Sarcoptic and Chorioptic Mange in Goats
Sarcoptic and Chorioptic mange are skin diseases, which are caused by tiny mites. Sarcoptic mange ("Scabies") affects mainly the head
and the neck of the goat, whereas Chorioptic mange affects mostly the lower limbs and the udder or the scrotum.
The first symtom
of Sarcoptic mange is a loss of hair on the neck and on the back part of the head. Then nodules start to form, and finally
the skin thickenes and becomes dark, wrinkly, and necrotic. The infection is extremely itchy, and the goat will not
stop scratching the back of her head, until it is an open, bleeding wound (secondary infections of these wounds are the
main health hazard of scabies!). Fortunately, Sarcoptic mange is easy to treat with 1ccm of Ivermectin injection subcutaneously
for every 25 kg of bodyweight, to be repeated after 7 days. Zinc-rich sun cream (the white, sticky stuff surfers like) protects the

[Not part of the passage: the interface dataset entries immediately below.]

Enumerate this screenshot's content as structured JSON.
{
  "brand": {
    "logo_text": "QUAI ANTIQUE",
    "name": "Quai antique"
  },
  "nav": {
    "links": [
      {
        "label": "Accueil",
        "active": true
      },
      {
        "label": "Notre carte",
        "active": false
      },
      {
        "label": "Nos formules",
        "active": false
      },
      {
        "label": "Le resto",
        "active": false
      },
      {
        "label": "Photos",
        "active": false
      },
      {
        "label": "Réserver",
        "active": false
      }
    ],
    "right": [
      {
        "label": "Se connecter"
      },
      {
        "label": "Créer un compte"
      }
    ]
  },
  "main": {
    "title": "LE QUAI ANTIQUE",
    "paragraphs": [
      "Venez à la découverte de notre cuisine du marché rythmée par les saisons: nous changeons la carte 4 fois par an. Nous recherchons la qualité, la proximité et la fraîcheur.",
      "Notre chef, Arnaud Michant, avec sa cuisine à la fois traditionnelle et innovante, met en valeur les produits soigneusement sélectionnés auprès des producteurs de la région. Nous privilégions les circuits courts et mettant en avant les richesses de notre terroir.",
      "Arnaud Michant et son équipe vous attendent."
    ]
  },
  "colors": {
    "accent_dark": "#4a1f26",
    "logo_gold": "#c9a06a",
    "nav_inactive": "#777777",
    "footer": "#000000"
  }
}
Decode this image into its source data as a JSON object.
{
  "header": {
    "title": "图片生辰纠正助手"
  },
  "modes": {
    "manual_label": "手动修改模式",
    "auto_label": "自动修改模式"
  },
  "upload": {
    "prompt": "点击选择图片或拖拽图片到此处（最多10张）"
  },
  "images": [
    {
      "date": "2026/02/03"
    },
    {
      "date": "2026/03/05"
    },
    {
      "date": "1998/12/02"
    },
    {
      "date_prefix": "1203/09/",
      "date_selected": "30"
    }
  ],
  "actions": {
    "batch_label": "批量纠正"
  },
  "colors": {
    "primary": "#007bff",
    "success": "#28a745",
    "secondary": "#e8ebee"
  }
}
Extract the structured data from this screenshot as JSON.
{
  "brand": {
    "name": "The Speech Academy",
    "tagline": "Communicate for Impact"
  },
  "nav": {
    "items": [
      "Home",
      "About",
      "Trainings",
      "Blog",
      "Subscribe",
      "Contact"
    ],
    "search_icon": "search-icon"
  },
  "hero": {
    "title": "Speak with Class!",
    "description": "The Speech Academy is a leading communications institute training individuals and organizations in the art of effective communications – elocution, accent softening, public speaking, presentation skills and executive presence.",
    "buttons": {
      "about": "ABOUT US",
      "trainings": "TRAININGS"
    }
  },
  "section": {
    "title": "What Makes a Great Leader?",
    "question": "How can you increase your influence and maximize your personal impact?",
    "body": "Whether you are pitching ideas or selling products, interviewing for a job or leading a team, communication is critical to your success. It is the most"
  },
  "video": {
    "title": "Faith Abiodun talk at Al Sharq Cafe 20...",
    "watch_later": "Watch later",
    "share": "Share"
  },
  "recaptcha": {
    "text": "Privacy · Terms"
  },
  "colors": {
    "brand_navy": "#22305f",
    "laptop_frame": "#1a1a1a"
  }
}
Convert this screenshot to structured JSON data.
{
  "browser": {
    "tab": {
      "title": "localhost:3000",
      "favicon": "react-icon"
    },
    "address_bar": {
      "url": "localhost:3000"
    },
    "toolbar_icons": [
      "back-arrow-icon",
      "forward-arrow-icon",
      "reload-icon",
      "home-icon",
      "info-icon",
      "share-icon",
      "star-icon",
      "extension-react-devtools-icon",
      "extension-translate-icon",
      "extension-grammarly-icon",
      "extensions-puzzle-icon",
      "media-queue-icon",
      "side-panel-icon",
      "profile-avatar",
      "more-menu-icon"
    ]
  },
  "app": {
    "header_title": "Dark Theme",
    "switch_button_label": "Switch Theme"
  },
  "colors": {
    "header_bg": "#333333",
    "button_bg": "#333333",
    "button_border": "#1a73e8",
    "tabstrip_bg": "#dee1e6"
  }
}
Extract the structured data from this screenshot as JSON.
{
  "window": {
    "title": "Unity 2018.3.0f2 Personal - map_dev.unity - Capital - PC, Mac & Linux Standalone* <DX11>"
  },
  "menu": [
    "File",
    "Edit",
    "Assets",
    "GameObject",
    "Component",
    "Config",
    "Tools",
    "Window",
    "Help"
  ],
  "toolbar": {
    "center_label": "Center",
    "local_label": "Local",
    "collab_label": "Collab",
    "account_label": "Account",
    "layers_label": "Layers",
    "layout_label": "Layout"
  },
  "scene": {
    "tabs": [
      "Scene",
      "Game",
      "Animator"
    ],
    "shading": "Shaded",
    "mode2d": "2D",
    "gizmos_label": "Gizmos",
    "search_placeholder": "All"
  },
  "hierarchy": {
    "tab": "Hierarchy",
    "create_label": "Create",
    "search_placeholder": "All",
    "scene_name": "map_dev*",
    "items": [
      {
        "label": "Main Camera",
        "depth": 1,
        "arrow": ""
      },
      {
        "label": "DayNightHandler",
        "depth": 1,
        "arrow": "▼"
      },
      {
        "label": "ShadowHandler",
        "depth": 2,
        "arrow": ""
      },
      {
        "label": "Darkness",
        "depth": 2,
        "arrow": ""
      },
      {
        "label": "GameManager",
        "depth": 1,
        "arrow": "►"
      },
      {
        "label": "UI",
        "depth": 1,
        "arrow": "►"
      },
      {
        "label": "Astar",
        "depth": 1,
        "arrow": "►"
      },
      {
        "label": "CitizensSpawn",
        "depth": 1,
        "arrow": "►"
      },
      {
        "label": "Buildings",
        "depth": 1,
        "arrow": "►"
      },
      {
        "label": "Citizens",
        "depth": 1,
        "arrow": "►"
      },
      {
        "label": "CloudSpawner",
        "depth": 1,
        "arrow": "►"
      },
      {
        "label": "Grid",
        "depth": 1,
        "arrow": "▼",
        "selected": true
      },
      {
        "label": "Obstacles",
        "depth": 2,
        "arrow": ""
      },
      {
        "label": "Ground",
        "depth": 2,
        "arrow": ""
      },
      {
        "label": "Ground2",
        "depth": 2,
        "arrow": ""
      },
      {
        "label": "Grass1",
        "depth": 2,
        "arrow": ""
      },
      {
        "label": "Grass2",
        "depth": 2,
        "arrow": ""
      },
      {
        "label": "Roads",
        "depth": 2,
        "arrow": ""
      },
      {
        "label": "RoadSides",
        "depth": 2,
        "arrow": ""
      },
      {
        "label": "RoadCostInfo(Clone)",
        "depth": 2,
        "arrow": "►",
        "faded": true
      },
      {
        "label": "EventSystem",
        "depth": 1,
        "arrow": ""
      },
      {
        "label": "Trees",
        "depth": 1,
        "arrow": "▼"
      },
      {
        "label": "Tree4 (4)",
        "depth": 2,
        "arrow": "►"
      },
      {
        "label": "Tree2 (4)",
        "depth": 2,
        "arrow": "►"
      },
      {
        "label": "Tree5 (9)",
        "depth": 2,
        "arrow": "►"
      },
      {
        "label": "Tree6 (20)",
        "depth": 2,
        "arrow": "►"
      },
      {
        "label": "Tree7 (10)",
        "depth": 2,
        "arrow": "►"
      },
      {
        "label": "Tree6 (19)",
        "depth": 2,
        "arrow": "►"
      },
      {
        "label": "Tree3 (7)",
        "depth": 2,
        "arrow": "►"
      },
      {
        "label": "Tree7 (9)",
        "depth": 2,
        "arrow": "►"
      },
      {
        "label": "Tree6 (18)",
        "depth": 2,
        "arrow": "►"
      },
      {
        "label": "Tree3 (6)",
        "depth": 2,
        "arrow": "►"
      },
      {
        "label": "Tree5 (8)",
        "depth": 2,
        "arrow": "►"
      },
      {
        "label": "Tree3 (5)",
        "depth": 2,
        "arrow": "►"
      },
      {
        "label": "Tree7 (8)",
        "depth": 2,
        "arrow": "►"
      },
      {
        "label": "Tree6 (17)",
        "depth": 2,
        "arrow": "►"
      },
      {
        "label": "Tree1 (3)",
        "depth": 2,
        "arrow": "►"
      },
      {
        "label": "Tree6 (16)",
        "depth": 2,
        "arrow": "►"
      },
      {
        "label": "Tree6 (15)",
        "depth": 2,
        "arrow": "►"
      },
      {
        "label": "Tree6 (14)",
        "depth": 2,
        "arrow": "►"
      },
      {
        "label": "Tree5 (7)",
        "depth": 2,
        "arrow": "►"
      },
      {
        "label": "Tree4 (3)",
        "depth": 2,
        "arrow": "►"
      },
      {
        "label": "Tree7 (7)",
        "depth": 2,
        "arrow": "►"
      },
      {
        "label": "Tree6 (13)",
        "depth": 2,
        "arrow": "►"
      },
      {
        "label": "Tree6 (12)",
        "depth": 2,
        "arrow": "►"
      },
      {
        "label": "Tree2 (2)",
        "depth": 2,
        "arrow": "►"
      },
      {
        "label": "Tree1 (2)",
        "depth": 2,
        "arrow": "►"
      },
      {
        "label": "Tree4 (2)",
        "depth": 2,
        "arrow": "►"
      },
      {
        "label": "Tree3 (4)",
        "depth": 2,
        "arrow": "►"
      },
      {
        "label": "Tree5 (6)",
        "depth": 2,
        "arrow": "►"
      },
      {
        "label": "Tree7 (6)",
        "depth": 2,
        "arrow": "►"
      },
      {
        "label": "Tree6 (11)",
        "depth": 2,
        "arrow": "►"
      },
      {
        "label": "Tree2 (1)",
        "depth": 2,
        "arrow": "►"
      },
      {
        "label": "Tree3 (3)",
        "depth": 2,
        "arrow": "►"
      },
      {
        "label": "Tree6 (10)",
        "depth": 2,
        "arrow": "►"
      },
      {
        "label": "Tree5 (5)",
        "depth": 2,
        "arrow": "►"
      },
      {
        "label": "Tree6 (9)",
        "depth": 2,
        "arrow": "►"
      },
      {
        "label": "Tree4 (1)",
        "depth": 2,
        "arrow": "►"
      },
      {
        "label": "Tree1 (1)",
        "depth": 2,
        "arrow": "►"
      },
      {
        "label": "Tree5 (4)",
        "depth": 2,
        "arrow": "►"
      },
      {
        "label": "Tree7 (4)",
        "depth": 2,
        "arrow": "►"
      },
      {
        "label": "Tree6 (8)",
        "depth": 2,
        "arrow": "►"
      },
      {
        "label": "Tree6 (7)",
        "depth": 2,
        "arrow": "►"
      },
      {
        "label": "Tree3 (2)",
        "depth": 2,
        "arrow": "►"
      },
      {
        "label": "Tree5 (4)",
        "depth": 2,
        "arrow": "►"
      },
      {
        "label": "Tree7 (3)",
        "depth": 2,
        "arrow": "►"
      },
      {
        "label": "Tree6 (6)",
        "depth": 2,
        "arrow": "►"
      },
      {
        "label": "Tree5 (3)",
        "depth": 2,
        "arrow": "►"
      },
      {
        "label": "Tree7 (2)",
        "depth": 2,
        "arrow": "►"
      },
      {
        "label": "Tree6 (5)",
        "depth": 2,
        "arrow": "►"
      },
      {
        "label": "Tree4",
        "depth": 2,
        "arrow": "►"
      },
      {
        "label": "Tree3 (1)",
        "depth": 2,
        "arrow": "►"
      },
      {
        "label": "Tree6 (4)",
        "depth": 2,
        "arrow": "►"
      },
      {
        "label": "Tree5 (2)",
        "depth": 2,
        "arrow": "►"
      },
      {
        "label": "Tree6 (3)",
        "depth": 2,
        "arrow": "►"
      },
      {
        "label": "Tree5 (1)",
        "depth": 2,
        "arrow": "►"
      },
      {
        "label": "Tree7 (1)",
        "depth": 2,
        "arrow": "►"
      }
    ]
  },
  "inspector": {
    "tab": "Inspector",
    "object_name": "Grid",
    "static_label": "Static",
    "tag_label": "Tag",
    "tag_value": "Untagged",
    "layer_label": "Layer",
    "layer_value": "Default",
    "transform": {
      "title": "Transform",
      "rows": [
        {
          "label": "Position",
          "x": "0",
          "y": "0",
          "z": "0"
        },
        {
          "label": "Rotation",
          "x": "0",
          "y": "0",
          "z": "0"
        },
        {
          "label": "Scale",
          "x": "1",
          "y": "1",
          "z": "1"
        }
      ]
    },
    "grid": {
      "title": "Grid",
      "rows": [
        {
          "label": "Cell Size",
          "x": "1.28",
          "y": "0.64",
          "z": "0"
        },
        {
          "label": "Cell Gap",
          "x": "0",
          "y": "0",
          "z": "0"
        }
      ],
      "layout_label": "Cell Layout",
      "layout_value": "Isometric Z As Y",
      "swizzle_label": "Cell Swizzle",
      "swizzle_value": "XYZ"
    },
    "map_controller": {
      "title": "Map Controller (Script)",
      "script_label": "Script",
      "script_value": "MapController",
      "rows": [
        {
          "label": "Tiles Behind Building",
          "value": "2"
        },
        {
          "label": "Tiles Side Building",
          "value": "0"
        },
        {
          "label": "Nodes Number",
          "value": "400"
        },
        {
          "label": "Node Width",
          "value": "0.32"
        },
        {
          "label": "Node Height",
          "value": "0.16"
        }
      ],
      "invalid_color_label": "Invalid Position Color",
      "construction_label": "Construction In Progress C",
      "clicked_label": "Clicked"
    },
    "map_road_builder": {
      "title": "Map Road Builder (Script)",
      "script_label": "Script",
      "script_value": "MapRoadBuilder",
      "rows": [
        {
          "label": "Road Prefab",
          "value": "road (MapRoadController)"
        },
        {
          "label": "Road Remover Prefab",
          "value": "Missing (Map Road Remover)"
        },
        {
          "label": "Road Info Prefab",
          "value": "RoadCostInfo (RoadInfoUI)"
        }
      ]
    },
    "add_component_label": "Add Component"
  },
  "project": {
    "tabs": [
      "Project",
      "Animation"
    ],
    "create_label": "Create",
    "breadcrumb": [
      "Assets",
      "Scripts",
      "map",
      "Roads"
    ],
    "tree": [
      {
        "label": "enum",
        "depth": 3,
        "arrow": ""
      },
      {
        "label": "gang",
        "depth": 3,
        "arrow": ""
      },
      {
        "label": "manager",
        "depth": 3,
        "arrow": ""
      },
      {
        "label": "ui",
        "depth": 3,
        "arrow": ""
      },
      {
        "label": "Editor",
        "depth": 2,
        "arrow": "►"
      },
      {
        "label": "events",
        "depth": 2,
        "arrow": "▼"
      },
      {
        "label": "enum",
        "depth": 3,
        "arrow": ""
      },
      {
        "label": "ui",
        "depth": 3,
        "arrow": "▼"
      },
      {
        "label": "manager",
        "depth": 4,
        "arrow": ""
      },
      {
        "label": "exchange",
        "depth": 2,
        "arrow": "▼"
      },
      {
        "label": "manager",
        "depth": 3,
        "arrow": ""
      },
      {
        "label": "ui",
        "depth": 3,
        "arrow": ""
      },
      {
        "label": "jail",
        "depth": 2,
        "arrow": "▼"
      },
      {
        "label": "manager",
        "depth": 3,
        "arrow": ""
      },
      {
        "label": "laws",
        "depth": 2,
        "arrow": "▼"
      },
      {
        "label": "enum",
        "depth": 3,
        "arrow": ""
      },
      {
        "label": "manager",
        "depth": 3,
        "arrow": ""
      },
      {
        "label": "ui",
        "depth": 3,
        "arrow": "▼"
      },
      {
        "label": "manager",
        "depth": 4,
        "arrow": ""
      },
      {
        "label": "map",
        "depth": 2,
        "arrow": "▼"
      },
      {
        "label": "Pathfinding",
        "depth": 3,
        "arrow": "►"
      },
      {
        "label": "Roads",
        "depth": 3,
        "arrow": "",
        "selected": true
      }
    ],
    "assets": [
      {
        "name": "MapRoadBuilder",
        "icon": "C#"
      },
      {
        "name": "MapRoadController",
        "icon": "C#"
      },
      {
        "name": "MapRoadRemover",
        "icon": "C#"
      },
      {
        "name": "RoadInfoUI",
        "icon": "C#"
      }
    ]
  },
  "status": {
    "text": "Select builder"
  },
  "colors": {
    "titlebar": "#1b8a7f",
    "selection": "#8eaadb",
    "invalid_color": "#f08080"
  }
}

naked skin against sunburn, and helps the skin to heal.
Every winter, during the cold and wet weather, a few of our goats are
affected by Chorioptic mange. Most cases are fairly mild. The Picture (right) shows an unusually severy infection, normally
the goats are less severly affected (some crusts and ulcerations on the lower limbs). Because Chorioptic mites, different to Sarcoptic
mites, live on skin debris (not blood), injection of Ivermectin does not kill them all. Treatment with an organophosphorous insecticide,
which acts as anticholesterase compound (e.g. Inca Malaban Wash), is successful, but treats only the symptoms. The mites cannot
be erradicated, and re-infection will occur. Since Malaban Wash is dangereous for humans, we stopped treating the goats
against Chorioptic mites. Our current protocol is to keep the affected animals under close observation to avoid severe
health problems due to secondary infections, and to treat the affected limbs with zinc-rich sun cream from time to time to support
the natural defence and healing process of the skin (full article).
An unusually severe case of Chorioptic mange